ACTIVITY>
Extract all lines from the data beneath that include the word "sidebar".
Segment Start: INPUT
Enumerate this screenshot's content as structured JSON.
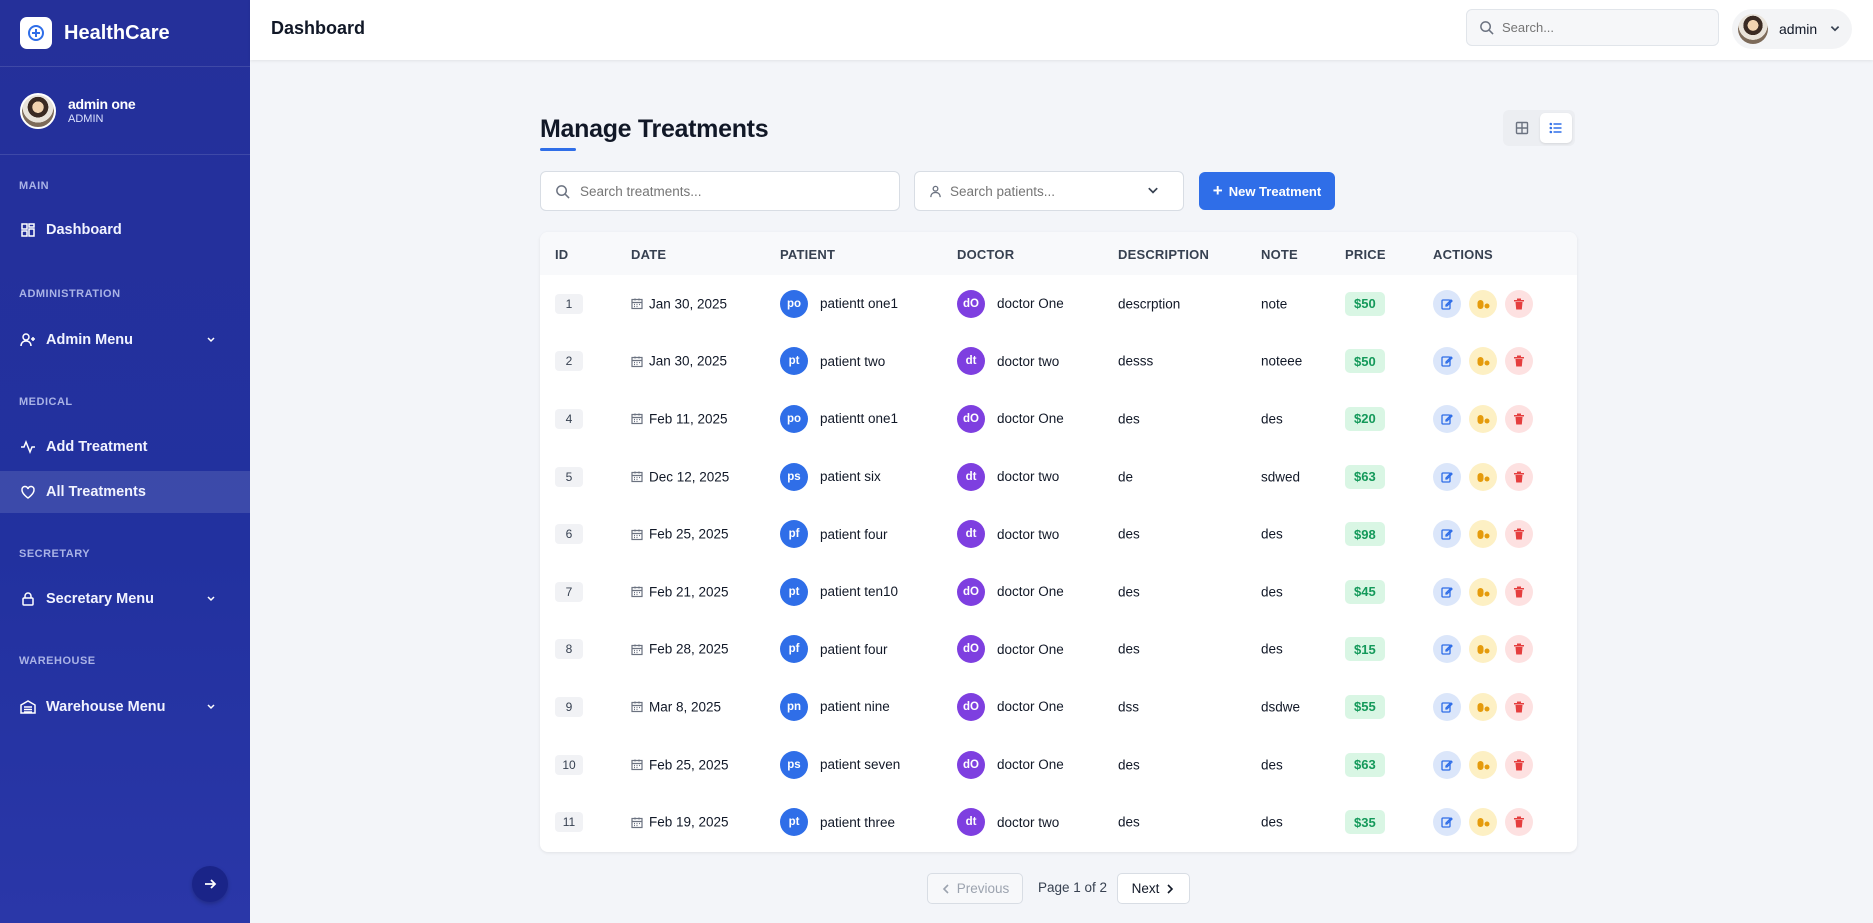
{
  "brand": {
    "name": "HealthCare"
  },
  "user": {
    "name": "admin one",
    "role": "ADMIN"
  },
  "sidebar": {
    "sections": [
      {
        "title": "MAIN"
      },
      {
        "title": "ADMINISTRATION"
      },
      {
        "title": "MEDICAL"
      },
      {
        "title": "SECRETARY"
      },
      {
        "title": "WAREHOUSE"
      }
    ],
    "items": [
      {
        "label": "Dashboard",
        "icon": "grid-icon"
      },
      {
        "label": "Admin Menu",
        "icon": "user-plus-icon"
      },
      {
        "label": "Add Treatment",
        "icon": "activity-icon"
      },
      {
        "label": "All Treatments",
        "icon": "heart-icon",
        "active": true
      },
      {
        "label": "Secretary Menu",
        "icon": "lock-icon"
      },
      {
        "label": "Warehouse Menu",
        "icon": "warehouse-icon"
      }
    ]
  },
  "topbar": {
    "title": "Dashboard",
    "search_placeholder": "Search...",
    "user_name": "admin"
  },
  "main": {
    "title": "Manage Treatments",
    "treatment_search_placeholder": "Search treatments...",
    "patient_search_placeholder": "Search patients...",
    "new_button_label": "New Treatment"
  },
  "table": {
    "headers": [
      "ID",
      "DATE",
      "PATIENT",
      "DOCTOR",
      "DESCRIPTION",
      "NOTE",
      "PRICE",
      "ACTIONS"
    ],
    "rows": [
      {
        "id": "1",
        "date": "Jan 30, 2025",
        "patient_initials": "po",
        "patient": "patientt one1",
        "doctor_initials": "dO",
        "doctor": "doctor One",
        "description": "descrption",
        "note": "note",
        "price": "$50"
      },
      {
        "id": "2",
        "date": "Jan 30, 2025",
        "patient_initials": "pt",
        "patient": "patient two",
        "doctor_initials": "dt",
        "doctor": "doctor two",
        "description": "desss",
        "note": "noteee",
        "price": "$50"
      },
      {
        "id": "4",
        "date": "Feb 11, 2025",
        "patient_initials": "po",
        "patient": "patientt one1",
        "doctor_initials": "dO",
        "doctor": "doctor One",
        "description": "des",
        "note": "des",
        "price": "$20"
      },
      {
        "id": "5",
        "date": "Dec 12, 2025",
        "patient_initials": "ps",
        "patient": "patient six",
        "doctor_initials": "dt",
        "doctor": "doctor two",
        "description": "de",
        "note": "sdwed",
        "price": "$63"
      },
      {
        "id": "6",
        "date": "Feb 25, 2025",
        "patient_initials": "pf",
        "patient": "patient four",
        "doctor_initials": "dt",
        "doctor": "doctor two",
        "description": "des",
        "note": "des",
        "price": "$98"
      },
      {
        "id": "7",
        "date": "Feb 21, 2025",
        "patient_initials": "pt",
        "patient": "patient ten10",
        "doctor_initials": "dO",
        "doctor": "doctor One",
        "description": "des",
        "note": "des",
        "price": "$45"
      },
      {
        "id": "8",
        "date": "Feb 28, 2025",
        "patient_initials": "pf",
        "patient": "patient four",
        "doctor_initials": "dO",
        "doctor": "doctor One",
        "description": "des",
        "note": "des",
        "price": "$15"
      },
      {
        "id": "9",
        "date": "Mar 8, 2025",
        "patient_initials": "pn",
        "patient": "patient nine",
        "doctor_initials": "dO",
        "doctor": "doctor One",
        "description": "dss",
        "note": "dsdwe",
        "price": "$55"
      },
      {
        "id": "10",
        "date": "Feb 25, 2025",
        "patient_initials": "ps",
        "patient": "patient seven",
        "doctor_initials": "dO",
        "doctor": "doctor One",
        "description": "des",
        "note": "des",
        "price": "$63"
      },
      {
        "id": "11",
        "date": "Feb 19, 2025",
        "patient_initials": "pt",
        "patient": "patient three",
        "doctor_initials": "dt",
        "doctor": "doctor two",
        "description": "des",
        "note": "des",
        "price": "$35"
      }
    ]
  },
  "pagination": {
    "prev_label": "Previous",
    "info": "Page 1 of 2",
    "next_label": "Next"
  },
  "colors": {
    "sidebar": "#25309a",
    "accent": "#2f6ee8",
    "doctor": "#7e3fe0",
    "price_bg": "#d9f6e4",
    "price_text": "#14995a"
  }
}
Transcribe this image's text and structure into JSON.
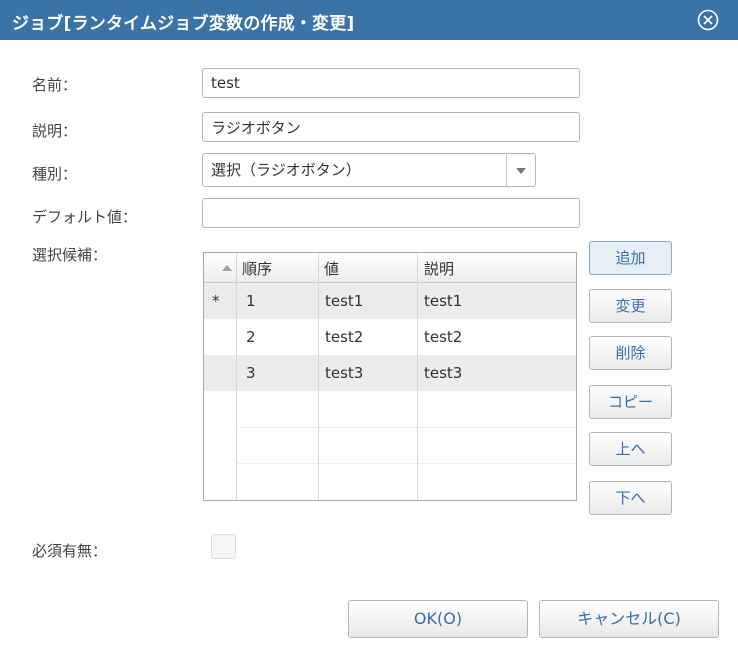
{
  "dialog": {
    "title": "ジョブ[ランタイムジョブ変数の作成・変更]",
    "close_icon": "close-circle-icon"
  },
  "form": {
    "name_label": "名前：",
    "name_value": "test",
    "description_label": "説明：",
    "description_value": "ラジオボタン",
    "type_label": "種別：",
    "type_value": "選択（ラジオボタン）",
    "default_label": "デフォルト値：",
    "default_value": "",
    "candidates_label": "選択候補：",
    "required_label": "必須有無：",
    "required_checked": false
  },
  "table": {
    "columns": [
      "順序",
      "値",
      "説明"
    ],
    "rows": [
      {
        "marker": "*",
        "order": "1",
        "value": "test1",
        "description": "test1"
      },
      {
        "marker": "",
        "order": "2",
        "value": "test2",
        "description": "test2"
      },
      {
        "marker": "",
        "order": "3",
        "value": "test3",
        "description": "test3"
      }
    ]
  },
  "side_buttons": {
    "add": "追加",
    "modify": "変更",
    "delete": "削除",
    "copy": "コピー",
    "up": "上へ",
    "down": "下へ"
  },
  "footer": {
    "ok": "OK(O)",
    "cancel": "キャンセル(C)"
  },
  "colors": {
    "titlebar": "#3a73a8",
    "button_text": "#3a6ea5",
    "row_alt": "#ececec"
  }
}
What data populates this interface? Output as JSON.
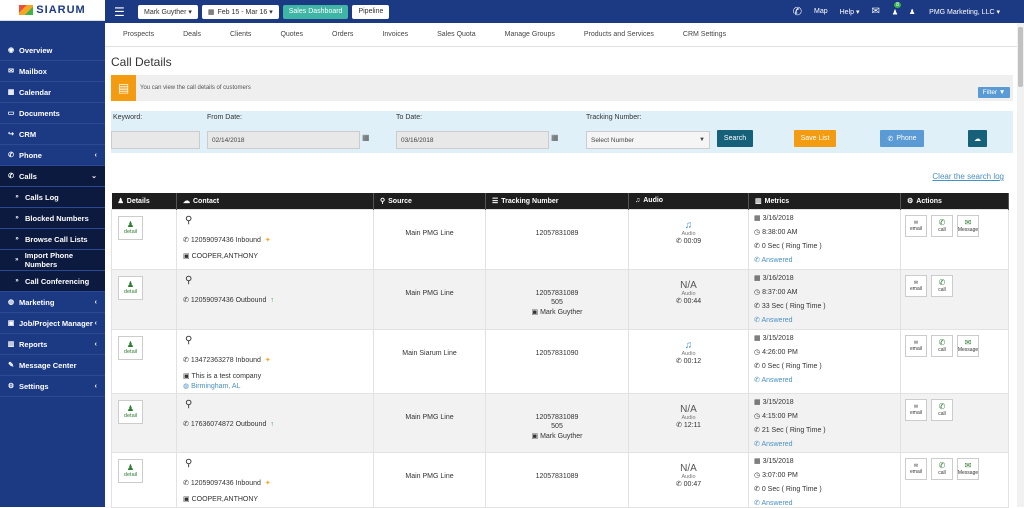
{
  "logo": {
    "text": "SIARUM"
  },
  "sidebar": {
    "items": [
      {
        "label": "Overview",
        "icon": "dashboard-icon",
        "glyph": "◉",
        "chev": ""
      },
      {
        "label": "Mailbox",
        "icon": "envelope-icon",
        "glyph": "✉",
        "chev": ""
      },
      {
        "label": "Calendar",
        "icon": "calendar-icon",
        "glyph": "▦",
        "chev": ""
      },
      {
        "label": "Documents",
        "icon": "folder-icon",
        "glyph": "▭",
        "chev": ""
      },
      {
        "label": "CRM",
        "icon": "share-icon",
        "glyph": "↪",
        "chev": ""
      },
      {
        "label": "Phone",
        "icon": "phone-icon",
        "glyph": "✆",
        "chev": "‹"
      },
      {
        "label": "Calls",
        "icon": "phone-icon",
        "glyph": "✆",
        "chev": "⌄"
      },
      {
        "label": "Calls Log",
        "icon": "chevron-right-icon",
        "glyph": "»",
        "chev": ""
      },
      {
        "label": "Blocked Numbers",
        "icon": "chevron-right-icon",
        "glyph": "»",
        "chev": ""
      },
      {
        "label": "Browse Call Lists",
        "icon": "chevron-right-icon",
        "glyph": "»",
        "chev": ""
      },
      {
        "label": "Import Phone Numbers",
        "icon": "chevron-right-icon",
        "glyph": "»",
        "chev": ""
      },
      {
        "label": "Call Conferencing",
        "icon": "chevron-right-icon",
        "glyph": "»",
        "chev": ""
      },
      {
        "label": "Marketing",
        "icon": "globe-icon",
        "glyph": "◍",
        "chev": "‹"
      },
      {
        "label": "Job/Project Manager",
        "icon": "briefcase-icon",
        "glyph": "▣",
        "chev": "‹"
      },
      {
        "label": "Reports",
        "icon": "chart-icon",
        "glyph": "▥",
        "chev": "‹"
      },
      {
        "label": "Message Center",
        "icon": "edit-icon",
        "glyph": "✎",
        "chev": ""
      },
      {
        "label": "Settings",
        "icon": "gear-icon",
        "glyph": "⚙",
        "chev": "‹"
      }
    ]
  },
  "topbar": {
    "user_select": "Mark Guyther ▾",
    "date_range": "Feb 15 - Mar 16 ▾",
    "sales_dashboard": "Sales Dashboard",
    "pipeline": "Pipeline",
    "map": "Map",
    "help": "Help ▾",
    "notif_count": "8",
    "company": "PMG Marketing, LLC ▾"
  },
  "menu": [
    "Prospects",
    "Deals",
    "Clients",
    "Quotes",
    "Orders",
    "Invoices",
    "Sales Quota",
    "Manage Groups",
    "Products and Services",
    "CRM Settings"
  ],
  "page": {
    "title": "Call Details",
    "info": "You can view the call details of customers",
    "filter_btn": "Filter ▼",
    "clear": "Clear the search log"
  },
  "filters": {
    "keyword_label": "Keyword:",
    "keyword_value": "",
    "from_label": "From Date:",
    "from_value": "02/14/2018",
    "to_label": "To Date:",
    "to_value": "03/16/2018",
    "tracking_label": "Tracking Number:",
    "tracking_value": "Select Number",
    "search": "Search",
    "save_list": "Save List",
    "phone": "Phone",
    "cloud_glyph": "☁"
  },
  "colors": {
    "sidebar": "#1c3a84",
    "teal": "#3fb5a6",
    "orange": "#f39c12",
    "blue": "#5b9bd5",
    "dark_teal": "#16607a"
  },
  "table": {
    "headers": [
      "Details",
      "Contact",
      "Source",
      "Tracking Number",
      "Audio",
      "Metrics",
      "Actions"
    ],
    "header_icons": [
      "person-icon",
      "cloud-icon",
      "search-icon",
      "list-icon",
      "headphones-icon",
      "chart-icon",
      "gear-icon"
    ],
    "header_glyphs": [
      "♟",
      "☁",
      "⚲",
      "☰",
      "♫",
      "▥",
      "⚙"
    ],
    "detail_label": "detail",
    "audio_label": "Audio",
    "rows": [
      {
        "phone": "12059097436",
        "dir": "Inbound",
        "line2": "COOPER,ANTHONY",
        "line3": "",
        "source": "Main PMG Line",
        "tracking": "12057831089",
        "ext": "",
        "agent": "",
        "audio": "play",
        "na": "",
        "duration": "00:09",
        "date": "3/16/2018",
        "time": "8:38:00 AM",
        "ring": "0 Sec ( Ring Time )",
        "status": "Answered",
        "actions": [
          "email",
          "call",
          "Message"
        ]
      },
      {
        "phone": "12059097436",
        "dir": "Outbound",
        "line2": "",
        "line3": "",
        "source": "Main PMG Line",
        "tracking": "12057831089",
        "ext": "505",
        "agent": "Mark Guyther",
        "audio": "na",
        "na": "N/A",
        "duration": "00:44",
        "date": "3/16/2018",
        "time": "8:37:00 AM",
        "ring": "33 Sec ( Ring Time )",
        "status": "Answered",
        "actions": [
          "email",
          "call"
        ]
      },
      {
        "phone": "13472363278",
        "dir": "Inbound",
        "line2": "This is a test company",
        "line3": "Birmingham, AL",
        "source": "Main Siarum Line",
        "tracking": "12057831090",
        "ext": "",
        "agent": "",
        "audio": "play",
        "na": "",
        "duration": "00:12",
        "date": "3/15/2018",
        "time": "4:26:00 PM",
        "ring": "0 Sec ( Ring Time )",
        "status": "Answered",
        "actions": [
          "email",
          "call",
          "Message"
        ]
      },
      {
        "phone": "17636074872",
        "dir": "Outbound",
        "line2": "",
        "line3": "",
        "source": "Main PMG Line",
        "tracking": "12057831089",
        "ext": "505",
        "agent": "Mark Guyther",
        "audio": "na",
        "na": "N/A",
        "duration": "12:11",
        "date": "3/15/2018",
        "time": "4:15:00 PM",
        "ring": "21 Sec ( Ring Time )",
        "status": "Answered",
        "actions": [
          "email",
          "call"
        ]
      },
      {
        "phone": "12059097436",
        "dir": "Inbound",
        "line2": "COOPER,ANTHONY",
        "line3": "",
        "source": "Main PMG Line",
        "tracking": "12057831089",
        "ext": "",
        "agent": "",
        "audio": "na",
        "na": "N/A",
        "duration": "00:47",
        "date": "3/15/2018",
        "time": "3:07:00 PM",
        "ring": "0 Sec ( Ring Time )",
        "status": "Answered",
        "actions": [
          "email",
          "call",
          "Message"
        ]
      }
    ]
  }
}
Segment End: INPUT
OUTPUT OF THE EXERCISE>
  "sidebar": {
    "sidebar": "#25309a",
  "sidebar": {
    "sidebar": "#1c3a84",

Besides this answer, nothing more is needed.